The space battles are much like the ground battles, except the flying aspect is slightly different. Instead of having the option to boost across the ground or fly around for a while, the clashes in space are strictly aerial battles only. Again, the control scheme here is a little clunky, and maneuvering is even harder than on land, but once you become familiarized with all of the buttons you can really start to have fun. From looping around enemy aircraft and boosting clear of incoming missiles, the space missions would have much to offer if they didn’t take so long to figure out. If you have played a Gundam title in the past then you should feel right at home, but if you haven’t you can expect to go on a long and arduous quest to determine the function of each button. All learning curves aside, the combat is fast paced right from the start but, even with the vast array of characters to choose from, the game itself feels repetitive toward the latter part of the campaign. You can only fly, boost, and shoot at so many targets before things become tedious, and once you develop a sense of understanding for the AI strategy then dodging attacks comes almost naturally.

The two-player vs. mode is a nice touch if a willing friend is in the vicinity, but the lack of online support is disappointing. The two-player action on show here is a lot more unpredictable than in the single-player mode, but players can often become embroiled in jumping and boosting around the map and attacking sparsely—promoting some unnecessarily lengthy confrontations. Despite its flaws, any Gundam fan will still have a blast with Never Ending Tomorrow, and any other anime or mech-warrior lover can still have a great time with this battling adventure. For the rest of us, though, the burdensome maneuverability and camera issues coupled with a battle system that could certainly use a few user-friendly adjustments probably means money down on a rental rather than a purchase.
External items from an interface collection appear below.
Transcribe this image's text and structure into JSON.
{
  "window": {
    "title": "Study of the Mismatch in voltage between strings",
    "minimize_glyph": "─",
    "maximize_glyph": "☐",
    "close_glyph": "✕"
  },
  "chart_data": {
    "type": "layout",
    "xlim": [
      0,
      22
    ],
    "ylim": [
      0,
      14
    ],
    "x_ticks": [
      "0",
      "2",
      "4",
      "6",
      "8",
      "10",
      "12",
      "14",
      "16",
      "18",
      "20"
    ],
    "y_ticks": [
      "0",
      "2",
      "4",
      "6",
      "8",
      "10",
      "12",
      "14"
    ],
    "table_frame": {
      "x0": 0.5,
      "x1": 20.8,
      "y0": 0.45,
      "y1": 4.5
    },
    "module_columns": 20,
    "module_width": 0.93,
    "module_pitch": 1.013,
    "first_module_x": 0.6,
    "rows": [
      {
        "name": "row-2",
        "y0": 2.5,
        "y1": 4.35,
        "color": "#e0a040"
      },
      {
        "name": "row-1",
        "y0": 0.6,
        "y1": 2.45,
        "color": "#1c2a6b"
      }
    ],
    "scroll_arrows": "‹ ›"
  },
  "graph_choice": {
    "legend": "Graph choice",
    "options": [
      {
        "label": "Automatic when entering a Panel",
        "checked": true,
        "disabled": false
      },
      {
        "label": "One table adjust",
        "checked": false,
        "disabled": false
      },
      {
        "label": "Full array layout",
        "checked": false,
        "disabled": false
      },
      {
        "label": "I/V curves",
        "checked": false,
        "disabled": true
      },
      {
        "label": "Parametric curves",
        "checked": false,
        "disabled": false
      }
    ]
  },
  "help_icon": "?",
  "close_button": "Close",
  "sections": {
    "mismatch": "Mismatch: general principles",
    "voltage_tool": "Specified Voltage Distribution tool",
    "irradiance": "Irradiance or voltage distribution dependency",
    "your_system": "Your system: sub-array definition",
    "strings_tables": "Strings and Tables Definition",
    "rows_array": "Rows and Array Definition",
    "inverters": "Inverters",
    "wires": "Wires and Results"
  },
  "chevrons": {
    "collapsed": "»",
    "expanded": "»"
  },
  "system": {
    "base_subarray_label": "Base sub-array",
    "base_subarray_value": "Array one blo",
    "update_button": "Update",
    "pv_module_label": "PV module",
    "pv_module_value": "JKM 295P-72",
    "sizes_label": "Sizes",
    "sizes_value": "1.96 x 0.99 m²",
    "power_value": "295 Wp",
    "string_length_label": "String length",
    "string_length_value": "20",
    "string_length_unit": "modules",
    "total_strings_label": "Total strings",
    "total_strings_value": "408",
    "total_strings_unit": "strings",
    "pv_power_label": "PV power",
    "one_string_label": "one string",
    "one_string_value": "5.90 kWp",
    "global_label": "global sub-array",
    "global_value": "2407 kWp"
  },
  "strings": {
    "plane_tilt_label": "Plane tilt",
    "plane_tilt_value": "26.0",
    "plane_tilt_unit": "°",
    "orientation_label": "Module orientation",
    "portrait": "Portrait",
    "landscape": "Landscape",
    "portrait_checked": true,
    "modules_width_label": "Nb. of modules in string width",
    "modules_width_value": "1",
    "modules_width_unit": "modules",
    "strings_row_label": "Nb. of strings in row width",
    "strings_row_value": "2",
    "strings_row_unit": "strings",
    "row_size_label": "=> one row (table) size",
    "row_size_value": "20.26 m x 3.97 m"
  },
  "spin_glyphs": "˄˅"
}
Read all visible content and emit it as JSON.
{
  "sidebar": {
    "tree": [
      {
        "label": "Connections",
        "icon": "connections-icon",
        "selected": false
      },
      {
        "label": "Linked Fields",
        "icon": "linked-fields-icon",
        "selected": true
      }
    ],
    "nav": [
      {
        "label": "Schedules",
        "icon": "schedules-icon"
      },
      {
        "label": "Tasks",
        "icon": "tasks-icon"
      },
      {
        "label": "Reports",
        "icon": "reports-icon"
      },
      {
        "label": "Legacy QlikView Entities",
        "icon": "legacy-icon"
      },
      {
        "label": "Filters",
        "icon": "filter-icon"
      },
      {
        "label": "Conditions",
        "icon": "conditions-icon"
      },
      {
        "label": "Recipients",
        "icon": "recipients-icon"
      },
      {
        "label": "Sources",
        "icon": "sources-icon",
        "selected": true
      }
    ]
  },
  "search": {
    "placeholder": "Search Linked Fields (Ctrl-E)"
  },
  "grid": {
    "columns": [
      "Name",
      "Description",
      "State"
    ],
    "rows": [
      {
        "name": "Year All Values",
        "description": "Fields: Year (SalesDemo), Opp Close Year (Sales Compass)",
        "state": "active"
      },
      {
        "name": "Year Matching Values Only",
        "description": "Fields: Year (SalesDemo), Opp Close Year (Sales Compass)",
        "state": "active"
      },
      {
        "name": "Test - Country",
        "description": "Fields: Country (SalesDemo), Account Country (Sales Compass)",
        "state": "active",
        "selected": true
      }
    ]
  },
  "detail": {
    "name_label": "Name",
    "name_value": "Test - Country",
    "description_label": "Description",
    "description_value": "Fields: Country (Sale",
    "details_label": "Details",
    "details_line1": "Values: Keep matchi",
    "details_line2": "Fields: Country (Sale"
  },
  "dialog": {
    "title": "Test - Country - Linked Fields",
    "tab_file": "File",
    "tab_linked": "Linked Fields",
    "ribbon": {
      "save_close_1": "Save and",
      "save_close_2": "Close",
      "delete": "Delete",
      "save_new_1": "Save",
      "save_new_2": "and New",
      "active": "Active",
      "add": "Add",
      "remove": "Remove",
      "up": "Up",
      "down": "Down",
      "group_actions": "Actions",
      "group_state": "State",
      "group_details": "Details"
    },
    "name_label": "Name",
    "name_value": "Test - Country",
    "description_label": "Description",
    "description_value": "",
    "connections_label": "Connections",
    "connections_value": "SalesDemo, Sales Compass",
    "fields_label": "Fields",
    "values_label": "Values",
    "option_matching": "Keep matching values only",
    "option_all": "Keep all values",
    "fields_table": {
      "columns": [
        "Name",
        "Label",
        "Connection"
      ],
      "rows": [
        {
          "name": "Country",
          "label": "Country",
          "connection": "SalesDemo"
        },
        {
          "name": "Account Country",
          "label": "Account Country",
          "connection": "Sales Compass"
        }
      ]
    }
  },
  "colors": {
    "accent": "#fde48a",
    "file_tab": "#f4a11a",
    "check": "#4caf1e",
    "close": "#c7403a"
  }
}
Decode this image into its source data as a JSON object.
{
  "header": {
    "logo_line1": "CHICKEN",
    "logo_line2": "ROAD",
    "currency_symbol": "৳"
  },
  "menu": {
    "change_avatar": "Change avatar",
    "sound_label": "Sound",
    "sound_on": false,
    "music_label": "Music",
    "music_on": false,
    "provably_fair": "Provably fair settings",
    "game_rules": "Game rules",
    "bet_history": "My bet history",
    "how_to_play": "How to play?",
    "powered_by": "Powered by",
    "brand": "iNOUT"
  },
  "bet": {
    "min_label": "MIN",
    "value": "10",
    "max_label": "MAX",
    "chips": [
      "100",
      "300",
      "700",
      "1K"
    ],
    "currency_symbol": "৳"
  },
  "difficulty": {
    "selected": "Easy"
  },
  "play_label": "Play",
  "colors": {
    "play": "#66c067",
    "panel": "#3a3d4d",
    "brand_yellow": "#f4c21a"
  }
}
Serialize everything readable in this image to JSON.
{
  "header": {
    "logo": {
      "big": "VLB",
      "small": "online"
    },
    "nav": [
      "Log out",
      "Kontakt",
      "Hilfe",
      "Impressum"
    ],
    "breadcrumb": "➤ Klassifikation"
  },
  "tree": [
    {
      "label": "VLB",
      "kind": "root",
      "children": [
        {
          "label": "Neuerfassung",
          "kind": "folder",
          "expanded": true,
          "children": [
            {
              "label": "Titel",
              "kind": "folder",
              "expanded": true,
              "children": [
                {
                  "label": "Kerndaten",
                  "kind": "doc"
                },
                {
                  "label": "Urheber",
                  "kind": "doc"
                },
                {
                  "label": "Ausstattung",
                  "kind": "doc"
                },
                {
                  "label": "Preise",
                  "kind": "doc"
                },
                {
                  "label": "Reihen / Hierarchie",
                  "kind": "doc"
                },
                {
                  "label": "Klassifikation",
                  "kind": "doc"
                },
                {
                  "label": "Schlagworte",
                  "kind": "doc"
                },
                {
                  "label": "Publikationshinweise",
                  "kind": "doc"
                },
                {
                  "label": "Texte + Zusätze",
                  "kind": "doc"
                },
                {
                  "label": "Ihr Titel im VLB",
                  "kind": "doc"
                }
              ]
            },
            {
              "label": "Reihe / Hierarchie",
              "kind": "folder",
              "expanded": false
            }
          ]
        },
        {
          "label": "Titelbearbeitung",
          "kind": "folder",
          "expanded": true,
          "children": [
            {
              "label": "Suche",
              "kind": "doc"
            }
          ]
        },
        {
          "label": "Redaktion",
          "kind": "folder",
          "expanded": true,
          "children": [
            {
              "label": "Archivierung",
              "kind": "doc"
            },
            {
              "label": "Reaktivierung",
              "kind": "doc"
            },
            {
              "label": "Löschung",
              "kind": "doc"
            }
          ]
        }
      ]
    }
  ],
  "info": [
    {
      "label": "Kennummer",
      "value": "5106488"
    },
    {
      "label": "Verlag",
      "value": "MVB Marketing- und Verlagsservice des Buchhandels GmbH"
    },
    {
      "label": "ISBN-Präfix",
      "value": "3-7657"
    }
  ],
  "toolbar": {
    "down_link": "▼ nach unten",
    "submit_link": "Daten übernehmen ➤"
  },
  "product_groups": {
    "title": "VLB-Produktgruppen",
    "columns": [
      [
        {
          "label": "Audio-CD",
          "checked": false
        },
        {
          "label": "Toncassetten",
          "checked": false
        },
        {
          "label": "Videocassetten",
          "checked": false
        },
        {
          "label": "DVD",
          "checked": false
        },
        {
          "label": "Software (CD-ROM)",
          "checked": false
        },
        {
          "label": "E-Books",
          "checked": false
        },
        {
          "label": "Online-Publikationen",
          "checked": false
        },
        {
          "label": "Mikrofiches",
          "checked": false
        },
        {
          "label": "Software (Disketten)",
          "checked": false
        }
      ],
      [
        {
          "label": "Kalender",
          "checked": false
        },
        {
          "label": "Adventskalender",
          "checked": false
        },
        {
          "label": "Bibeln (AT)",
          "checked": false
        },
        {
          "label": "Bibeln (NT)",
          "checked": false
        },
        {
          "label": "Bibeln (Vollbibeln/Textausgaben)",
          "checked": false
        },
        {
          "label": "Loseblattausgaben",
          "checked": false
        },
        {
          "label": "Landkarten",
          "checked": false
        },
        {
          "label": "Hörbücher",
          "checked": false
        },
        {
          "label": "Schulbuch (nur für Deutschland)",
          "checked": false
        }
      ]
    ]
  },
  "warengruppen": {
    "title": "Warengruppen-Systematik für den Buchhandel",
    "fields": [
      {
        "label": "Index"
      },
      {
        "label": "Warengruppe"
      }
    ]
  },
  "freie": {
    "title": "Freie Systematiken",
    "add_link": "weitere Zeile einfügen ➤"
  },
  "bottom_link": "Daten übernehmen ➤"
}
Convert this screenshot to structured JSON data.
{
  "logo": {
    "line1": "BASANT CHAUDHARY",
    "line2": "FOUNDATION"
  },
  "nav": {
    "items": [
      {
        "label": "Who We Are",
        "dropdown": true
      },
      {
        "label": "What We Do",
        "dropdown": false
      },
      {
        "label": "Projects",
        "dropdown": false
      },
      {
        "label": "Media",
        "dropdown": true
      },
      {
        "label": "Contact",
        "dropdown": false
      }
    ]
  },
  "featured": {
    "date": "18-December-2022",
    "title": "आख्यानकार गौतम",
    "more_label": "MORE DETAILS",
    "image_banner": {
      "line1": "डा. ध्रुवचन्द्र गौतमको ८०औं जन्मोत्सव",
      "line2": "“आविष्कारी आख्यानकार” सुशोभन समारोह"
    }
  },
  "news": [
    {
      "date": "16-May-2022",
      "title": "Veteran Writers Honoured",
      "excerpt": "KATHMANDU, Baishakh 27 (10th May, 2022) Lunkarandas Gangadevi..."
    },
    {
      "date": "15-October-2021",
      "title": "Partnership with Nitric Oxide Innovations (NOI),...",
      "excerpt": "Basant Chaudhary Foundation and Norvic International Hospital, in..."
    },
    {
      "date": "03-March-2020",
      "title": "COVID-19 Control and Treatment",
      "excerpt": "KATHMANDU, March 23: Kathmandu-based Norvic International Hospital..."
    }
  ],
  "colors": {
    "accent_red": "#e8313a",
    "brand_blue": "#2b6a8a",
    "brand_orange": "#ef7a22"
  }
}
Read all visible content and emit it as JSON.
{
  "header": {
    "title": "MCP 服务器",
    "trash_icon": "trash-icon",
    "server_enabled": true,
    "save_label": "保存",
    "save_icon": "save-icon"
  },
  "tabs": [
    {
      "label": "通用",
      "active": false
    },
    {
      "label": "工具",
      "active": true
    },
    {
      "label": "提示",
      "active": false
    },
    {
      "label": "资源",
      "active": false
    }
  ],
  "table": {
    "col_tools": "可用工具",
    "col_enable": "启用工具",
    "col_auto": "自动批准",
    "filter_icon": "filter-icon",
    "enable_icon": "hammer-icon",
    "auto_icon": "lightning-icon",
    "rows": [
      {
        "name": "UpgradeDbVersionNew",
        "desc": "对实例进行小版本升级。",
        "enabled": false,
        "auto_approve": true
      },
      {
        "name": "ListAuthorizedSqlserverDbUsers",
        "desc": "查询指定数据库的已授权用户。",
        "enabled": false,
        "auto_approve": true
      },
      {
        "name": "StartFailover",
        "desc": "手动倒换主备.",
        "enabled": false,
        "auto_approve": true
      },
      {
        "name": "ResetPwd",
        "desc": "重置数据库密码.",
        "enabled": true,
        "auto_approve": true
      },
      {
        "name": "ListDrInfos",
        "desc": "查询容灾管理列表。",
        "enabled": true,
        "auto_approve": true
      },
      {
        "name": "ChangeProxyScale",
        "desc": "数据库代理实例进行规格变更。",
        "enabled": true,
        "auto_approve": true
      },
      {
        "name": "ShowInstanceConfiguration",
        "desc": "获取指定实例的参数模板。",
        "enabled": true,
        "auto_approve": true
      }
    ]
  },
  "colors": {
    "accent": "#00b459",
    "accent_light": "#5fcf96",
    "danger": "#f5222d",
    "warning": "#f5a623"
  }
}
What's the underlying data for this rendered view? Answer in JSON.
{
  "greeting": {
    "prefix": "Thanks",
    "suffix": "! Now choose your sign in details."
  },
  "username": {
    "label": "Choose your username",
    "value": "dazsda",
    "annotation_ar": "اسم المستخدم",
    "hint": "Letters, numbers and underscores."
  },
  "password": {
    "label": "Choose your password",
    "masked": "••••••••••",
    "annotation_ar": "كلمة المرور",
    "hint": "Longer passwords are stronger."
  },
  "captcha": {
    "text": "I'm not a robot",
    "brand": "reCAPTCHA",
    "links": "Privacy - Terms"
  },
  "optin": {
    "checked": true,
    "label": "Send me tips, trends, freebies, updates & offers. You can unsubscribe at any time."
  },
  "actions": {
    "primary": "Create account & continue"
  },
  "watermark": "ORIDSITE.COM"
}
The overall presentation value of the gameplay is average by today’s standards, but little touches such as the CGI television clips give Never Ending Tomorrow an authentic anime feel. The character models have a nicely detailed look, and if it weren’t for all the rough edges they would be top notch. The environments avoid being bland for the most part, but the fast-paced battles more than make up for any uninspiring level design anyway. The best visual aspects of Never Ending Tomorrow are clearly found in the vibrantly colored weapon effects, which truly make the game spring to life. As a treat for hardcore Gundam fans, the movie clips are presented in the same quality you would expect from the TV show, and they really help those who decide to follow the game’s story to gather a better understanding for their purpose as a fighter. The audio effects are a little on the quiet side and are far from bone rattling in execution, but they still manage to satisfactorily complement the gameplay. The clanking of the heavy machinery, blasting of various machine guns and missiles, and the yelling of the pilots, all work together to make the battle scenes feel frantic and immediate. Aside from some bland visuals and repetitive sound effects, the presentation delivered in Never Ending Tomorrow is certainly enough to satisfy any gamer’s quality demands.

Mobile Suit Gundam Seed: Never Ending Tomorrow is a perfectly adequate Gundam title that will clearly live up to fan expectations. While newcomers to the series should expect to initially struggle with a slightly shoddy control scheme and overall camera confusion amid the heat of battle, veteran Gundam gamers should see it all as par for the course. The amount of unlockable content and variety of different controllable suits makes this a worthy addition to any dedicated Gundam collection, but unfortunately it still doesn’t perform well enough to draw mainstream gamers toward the realms of the anime fanatic.